A candidate’s familiarity with self-storage properties is also important. “Contractors experienced in self-storage know how to perform the work while protecting customer property,” Sedmak says.
The License and Insurance Factor
In particular, ensure each business you hire to perform maintenance at your self-storage property is licensed and insured. You don’t want to land in court after someone from ABC Roofing falls while cleaning your gutters. If the provider subcontracts any of its work, make sure it lists your business as an additional insured on its policy.
“This protects you if they outsource and hire labor that isn’t insured. That way, if [the worker] gets hurt on your site, the vendor has you covered,” says Haviland, who has experience with this situation. A person trimming trees for one of her third-party management clients fell and is now disabled for life. The man wasn’t wearing a safety harness. “He keeps trying to claim he was our employee with the labor board, and it keeps getting rejected. The vendor who hired him let his insurance lapse but was covered at the time of the incident.”

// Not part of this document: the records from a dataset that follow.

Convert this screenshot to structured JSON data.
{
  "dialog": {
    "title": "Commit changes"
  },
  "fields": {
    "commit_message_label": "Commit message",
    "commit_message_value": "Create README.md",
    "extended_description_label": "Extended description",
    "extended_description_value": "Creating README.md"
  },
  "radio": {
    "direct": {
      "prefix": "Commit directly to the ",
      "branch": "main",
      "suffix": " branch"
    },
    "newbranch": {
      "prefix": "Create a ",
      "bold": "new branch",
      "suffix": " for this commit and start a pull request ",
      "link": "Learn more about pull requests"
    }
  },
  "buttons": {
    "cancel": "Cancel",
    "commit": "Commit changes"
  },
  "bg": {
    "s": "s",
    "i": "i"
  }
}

Even if you get a good vibe about a company, always independently verify its credentials before hiring. “Each one has to be licensed and bonded. I don’t trust the information on their bid sheet, nor their business card,” says Gina Six Kudo, a former self-storage manager turned business consultant in San Jose, Calif.
Other Important Factors
Contract. There’s always a possibility for disputes to arise over the scope and quality of the work. This is why it’s paramount to have a comprehensive contract isn’t in place—and that it’s signed and dated by both parties.
Time. It’s vital to find out how long it’ll take to complete each job or project. A repair that’s going to take weeks because the vendor has a skeleton crew may not be the best choice.
Business impact. consider whether your tenants will be inconvenienced in any way. Ask the vendor what you and your customers should expect during the project—and get it all in writing. Mutual respect. You may be the “boss,” but you also need to be willing to heed the vendor’s advice. “You’re hiring someone because you believe they’re experts in whatever you’re hiring them for, so be willing to listen to what they have to say,” Fawcett says. “If you truly have a good partnership, each should have the best interest of the other in how they operate.”
Ongoing evaluation. Whatever maintenance contractors you choose to hire, don’t become complacent with their services. It’s easy to assume they’re getting the job done, but that might not be the case. Regularly assess their performance, just as you would any new vendor. If a company isn’t performing up to standard, don’t be afraid to move on to someone new. Finally, shop each contract annually or as it expires to see if you can find a better deal.
In the End, Fewer Headaches
When you and your self-storage team no longer have to worry about mowing the lawn, cleaning security cameras and fixing every broken door spring, you’ll have time to focus on more important tasks. Ask yourself what it would truly cost to do to the work in-house, considering time, staff ability and willingness, equipment required, and more. In the end, you may find it benefits your business in more ways than one to outsource facility maintenance.
“Often, I see [self-storage operators] trying to be so frugal and not getting the right work done or [taking] the cheapest bid, which in turn costs them more in the long run,” says Haviland. “Maintenance items fall into the old adage: You get what you pay for.”